- EXERCISE DESCRIPTION: From the records below, copy each line in which the string "kind" occurs.

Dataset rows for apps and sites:
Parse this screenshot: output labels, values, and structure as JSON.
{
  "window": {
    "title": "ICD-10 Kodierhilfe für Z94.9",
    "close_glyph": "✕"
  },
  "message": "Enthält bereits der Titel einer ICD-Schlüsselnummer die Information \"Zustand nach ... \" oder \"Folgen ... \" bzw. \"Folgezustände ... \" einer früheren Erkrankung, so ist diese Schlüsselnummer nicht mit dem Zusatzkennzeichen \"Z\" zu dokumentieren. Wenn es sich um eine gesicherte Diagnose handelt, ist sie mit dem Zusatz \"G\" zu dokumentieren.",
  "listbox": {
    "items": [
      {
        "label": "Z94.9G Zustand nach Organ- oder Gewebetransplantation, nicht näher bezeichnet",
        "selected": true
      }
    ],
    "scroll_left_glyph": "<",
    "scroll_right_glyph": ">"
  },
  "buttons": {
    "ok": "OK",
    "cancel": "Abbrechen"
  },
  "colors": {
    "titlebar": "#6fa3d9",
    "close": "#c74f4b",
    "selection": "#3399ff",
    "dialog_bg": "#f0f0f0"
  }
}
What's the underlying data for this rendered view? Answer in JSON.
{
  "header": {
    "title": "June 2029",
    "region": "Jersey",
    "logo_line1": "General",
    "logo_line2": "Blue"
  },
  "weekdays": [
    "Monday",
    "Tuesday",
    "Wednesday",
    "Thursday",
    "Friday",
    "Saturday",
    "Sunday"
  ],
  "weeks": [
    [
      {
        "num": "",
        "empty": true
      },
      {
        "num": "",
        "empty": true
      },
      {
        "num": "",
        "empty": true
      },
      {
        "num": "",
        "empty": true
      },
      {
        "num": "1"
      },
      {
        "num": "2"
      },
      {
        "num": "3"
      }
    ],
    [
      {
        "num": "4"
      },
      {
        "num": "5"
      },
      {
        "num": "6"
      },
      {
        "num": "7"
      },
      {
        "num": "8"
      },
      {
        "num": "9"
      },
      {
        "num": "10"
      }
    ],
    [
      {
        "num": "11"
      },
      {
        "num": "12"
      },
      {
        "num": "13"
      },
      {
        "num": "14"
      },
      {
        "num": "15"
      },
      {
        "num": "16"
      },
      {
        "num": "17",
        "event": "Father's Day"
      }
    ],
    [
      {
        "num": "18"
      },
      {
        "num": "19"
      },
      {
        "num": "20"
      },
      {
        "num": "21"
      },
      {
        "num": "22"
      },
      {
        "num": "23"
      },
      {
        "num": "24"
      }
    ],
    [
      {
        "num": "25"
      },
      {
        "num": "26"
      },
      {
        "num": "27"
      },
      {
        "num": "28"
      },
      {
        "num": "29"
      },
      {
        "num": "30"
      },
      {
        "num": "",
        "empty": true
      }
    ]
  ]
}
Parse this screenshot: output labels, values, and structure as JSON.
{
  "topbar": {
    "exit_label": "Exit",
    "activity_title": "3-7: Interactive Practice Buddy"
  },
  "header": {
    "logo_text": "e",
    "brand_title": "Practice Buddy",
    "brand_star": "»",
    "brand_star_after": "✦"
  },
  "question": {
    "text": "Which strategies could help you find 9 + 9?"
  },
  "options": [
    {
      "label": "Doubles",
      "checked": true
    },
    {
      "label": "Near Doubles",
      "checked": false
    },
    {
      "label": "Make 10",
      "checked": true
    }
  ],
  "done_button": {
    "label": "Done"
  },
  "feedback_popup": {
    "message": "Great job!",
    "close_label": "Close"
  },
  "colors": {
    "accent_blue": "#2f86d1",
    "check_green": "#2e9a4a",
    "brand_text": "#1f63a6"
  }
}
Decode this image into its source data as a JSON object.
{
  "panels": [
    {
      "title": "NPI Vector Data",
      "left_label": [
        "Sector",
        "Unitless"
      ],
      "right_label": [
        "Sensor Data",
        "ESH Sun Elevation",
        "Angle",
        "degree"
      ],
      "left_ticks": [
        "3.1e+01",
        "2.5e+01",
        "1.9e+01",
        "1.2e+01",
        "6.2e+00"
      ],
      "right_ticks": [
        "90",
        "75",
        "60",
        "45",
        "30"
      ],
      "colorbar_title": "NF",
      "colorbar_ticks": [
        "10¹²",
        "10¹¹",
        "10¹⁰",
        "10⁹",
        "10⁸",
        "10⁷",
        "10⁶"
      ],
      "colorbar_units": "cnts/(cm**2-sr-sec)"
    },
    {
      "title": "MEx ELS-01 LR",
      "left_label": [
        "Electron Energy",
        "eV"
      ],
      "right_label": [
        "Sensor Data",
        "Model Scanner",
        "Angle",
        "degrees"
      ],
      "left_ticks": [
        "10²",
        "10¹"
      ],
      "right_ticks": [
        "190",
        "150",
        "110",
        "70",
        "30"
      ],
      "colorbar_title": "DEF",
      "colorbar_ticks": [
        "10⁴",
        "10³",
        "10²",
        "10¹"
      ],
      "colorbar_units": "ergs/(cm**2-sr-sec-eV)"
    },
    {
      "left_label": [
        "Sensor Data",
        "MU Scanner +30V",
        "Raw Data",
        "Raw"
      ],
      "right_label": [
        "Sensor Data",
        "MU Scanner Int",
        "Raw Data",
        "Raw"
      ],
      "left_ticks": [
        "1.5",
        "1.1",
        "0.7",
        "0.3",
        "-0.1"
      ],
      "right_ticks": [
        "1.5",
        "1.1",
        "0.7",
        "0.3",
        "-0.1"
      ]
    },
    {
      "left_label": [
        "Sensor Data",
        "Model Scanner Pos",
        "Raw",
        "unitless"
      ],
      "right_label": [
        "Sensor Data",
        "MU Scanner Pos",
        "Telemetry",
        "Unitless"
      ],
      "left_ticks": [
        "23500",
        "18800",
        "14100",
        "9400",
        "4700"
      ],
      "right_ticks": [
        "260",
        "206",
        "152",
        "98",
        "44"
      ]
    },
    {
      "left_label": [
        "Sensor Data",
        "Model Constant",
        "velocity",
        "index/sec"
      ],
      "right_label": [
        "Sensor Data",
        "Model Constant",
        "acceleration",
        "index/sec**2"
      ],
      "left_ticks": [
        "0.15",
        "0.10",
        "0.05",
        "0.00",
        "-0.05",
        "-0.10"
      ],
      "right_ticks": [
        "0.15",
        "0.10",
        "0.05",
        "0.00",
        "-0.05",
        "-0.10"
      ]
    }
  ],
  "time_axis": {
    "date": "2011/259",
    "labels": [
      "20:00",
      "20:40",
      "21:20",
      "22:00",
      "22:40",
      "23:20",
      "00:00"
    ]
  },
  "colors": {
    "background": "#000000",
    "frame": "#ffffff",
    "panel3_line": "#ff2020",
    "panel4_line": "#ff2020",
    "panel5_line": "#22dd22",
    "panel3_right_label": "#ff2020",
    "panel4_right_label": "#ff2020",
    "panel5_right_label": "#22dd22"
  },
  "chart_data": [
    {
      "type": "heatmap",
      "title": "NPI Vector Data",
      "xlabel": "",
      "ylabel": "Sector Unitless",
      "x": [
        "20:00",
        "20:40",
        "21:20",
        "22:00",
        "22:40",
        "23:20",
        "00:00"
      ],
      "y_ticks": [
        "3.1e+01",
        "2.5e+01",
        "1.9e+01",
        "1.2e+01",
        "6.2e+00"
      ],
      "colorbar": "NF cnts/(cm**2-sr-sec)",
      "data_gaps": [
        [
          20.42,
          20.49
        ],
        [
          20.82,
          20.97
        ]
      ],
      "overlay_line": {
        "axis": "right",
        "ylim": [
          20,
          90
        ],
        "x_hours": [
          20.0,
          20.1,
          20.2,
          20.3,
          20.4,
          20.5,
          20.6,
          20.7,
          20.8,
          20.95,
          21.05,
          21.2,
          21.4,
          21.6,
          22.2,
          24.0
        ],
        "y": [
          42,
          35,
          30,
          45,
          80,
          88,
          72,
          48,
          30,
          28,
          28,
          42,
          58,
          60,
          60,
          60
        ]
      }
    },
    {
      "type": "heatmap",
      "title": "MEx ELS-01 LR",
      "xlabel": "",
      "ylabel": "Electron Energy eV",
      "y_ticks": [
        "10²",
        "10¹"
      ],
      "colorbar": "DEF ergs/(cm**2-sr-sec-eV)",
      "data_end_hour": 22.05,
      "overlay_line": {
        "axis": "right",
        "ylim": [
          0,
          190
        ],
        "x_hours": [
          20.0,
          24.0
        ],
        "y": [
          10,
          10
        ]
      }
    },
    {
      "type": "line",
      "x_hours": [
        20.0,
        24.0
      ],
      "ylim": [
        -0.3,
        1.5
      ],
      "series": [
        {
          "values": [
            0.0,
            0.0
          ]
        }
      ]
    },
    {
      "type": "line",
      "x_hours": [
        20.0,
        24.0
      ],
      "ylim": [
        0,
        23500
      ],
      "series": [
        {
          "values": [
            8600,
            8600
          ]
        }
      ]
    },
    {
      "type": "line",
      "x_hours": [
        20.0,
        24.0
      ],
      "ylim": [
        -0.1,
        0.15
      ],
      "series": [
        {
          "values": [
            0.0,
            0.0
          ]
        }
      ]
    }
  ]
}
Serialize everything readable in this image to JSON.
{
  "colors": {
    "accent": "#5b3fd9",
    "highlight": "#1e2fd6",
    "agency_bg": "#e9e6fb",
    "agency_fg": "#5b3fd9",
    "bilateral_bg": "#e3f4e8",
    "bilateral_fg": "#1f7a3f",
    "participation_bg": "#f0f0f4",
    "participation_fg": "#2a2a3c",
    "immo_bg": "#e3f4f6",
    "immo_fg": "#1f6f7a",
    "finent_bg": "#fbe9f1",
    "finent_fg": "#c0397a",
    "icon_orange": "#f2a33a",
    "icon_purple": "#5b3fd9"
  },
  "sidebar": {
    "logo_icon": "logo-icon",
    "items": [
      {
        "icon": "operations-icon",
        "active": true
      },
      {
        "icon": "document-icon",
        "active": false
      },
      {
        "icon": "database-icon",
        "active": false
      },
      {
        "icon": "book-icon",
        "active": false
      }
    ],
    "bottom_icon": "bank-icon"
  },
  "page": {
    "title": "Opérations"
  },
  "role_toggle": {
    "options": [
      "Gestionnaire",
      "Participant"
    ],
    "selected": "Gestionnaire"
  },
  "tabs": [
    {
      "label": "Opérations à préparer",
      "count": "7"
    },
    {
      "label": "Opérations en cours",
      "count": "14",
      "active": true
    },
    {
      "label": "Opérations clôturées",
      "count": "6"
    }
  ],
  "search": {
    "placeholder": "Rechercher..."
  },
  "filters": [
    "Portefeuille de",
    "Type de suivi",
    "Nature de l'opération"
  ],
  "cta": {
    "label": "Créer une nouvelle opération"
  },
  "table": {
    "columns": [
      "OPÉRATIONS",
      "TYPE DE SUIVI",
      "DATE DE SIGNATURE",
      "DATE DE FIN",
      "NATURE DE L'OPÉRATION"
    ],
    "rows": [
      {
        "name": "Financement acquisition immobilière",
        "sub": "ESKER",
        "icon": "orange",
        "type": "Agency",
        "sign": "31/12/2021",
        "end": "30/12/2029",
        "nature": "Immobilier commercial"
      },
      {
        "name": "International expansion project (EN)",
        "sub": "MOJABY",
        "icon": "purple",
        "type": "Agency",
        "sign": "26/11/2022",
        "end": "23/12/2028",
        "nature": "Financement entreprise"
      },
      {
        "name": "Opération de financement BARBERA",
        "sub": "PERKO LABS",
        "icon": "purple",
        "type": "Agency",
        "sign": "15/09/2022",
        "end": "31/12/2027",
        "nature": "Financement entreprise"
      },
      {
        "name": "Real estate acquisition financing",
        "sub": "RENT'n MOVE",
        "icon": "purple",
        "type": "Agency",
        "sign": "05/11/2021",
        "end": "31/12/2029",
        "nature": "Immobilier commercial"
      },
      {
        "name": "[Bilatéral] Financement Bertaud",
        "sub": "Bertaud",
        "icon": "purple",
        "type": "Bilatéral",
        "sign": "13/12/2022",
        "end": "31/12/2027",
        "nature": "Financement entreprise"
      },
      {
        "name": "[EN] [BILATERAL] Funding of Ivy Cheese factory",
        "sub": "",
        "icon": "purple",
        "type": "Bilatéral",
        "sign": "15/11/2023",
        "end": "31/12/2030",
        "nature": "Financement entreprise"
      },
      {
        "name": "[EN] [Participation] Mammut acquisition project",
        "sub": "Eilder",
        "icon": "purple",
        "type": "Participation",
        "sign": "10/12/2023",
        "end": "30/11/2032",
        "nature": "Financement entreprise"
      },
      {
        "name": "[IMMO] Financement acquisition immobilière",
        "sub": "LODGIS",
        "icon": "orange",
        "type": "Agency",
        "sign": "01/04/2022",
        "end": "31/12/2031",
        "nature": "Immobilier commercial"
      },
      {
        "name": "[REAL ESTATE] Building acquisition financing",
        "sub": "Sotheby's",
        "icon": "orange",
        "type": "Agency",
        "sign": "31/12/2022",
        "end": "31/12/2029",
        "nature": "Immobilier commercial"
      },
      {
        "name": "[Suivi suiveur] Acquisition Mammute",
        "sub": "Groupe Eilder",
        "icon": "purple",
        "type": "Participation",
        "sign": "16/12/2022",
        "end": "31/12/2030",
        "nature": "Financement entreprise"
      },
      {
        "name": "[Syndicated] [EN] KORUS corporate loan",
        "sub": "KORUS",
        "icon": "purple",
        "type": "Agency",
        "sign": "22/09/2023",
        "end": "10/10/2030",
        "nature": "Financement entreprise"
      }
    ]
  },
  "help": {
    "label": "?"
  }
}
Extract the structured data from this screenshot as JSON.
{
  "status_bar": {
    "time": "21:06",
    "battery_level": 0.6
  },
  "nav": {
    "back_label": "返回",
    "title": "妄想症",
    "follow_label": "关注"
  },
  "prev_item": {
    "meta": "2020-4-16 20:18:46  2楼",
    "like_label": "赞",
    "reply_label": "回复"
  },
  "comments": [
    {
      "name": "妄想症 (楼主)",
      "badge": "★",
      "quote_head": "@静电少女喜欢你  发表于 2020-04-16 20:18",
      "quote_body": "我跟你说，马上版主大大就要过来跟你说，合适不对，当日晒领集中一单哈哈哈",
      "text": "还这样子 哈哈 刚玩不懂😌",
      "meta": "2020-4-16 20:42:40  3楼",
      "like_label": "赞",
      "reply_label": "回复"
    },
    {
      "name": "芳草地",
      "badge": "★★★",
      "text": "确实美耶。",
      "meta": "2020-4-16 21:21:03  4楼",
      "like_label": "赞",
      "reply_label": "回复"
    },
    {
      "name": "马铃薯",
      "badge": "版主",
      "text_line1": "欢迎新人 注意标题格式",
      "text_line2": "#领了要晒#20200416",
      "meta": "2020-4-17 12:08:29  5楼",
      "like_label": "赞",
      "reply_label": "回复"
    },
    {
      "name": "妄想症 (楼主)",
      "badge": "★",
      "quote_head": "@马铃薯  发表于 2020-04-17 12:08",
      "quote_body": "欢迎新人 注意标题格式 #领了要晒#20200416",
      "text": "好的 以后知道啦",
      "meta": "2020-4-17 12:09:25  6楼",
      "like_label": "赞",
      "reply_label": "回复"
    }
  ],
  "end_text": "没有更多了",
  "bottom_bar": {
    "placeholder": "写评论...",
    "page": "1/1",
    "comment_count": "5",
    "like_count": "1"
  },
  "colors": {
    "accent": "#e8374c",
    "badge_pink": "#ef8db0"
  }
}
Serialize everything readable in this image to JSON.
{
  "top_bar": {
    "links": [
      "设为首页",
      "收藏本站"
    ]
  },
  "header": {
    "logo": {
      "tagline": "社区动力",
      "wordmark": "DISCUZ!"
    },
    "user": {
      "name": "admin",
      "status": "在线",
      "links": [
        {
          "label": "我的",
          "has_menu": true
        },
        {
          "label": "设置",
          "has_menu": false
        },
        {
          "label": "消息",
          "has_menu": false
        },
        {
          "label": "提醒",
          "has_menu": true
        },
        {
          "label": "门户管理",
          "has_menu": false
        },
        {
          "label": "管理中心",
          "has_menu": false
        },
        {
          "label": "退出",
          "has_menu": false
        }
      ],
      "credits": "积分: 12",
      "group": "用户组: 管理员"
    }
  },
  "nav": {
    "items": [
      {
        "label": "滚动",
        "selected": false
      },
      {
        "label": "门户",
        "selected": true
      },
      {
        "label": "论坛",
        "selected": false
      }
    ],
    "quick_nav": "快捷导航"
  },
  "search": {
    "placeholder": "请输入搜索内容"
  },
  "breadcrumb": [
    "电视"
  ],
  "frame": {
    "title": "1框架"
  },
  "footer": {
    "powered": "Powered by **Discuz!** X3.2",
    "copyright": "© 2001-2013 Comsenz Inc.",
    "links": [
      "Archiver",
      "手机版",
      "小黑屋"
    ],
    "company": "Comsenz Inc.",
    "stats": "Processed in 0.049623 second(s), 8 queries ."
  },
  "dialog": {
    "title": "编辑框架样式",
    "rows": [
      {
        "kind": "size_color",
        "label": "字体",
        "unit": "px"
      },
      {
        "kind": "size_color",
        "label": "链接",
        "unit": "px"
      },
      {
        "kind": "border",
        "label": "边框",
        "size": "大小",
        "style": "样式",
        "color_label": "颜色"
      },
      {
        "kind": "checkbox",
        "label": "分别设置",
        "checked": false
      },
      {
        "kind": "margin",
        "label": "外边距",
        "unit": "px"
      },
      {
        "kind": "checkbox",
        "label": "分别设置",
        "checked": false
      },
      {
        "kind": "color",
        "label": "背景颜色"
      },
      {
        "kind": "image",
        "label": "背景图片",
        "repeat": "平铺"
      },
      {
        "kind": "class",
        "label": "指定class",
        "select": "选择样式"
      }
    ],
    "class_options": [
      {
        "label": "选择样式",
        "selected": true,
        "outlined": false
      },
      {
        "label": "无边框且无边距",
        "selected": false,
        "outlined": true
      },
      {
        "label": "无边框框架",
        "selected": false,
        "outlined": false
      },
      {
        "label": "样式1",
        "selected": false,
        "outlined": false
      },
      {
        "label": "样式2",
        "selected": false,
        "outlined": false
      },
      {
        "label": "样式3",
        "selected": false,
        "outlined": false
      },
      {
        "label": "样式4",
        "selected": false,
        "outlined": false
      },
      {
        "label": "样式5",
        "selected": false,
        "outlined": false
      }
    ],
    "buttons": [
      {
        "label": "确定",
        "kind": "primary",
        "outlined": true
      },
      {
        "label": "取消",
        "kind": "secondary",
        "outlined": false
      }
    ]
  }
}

- ANSWER SECTION:
        "kind": "size_color",
        "kind": "size_color",
        "kind": "border",
        "kind": "checkbox",
        "kind": "margin",
        "kind": "checkbox",
        "kind": "color",
        "kind": "image",
        "kind": "class",
        "kind": "primary",
        "kind": "secondary",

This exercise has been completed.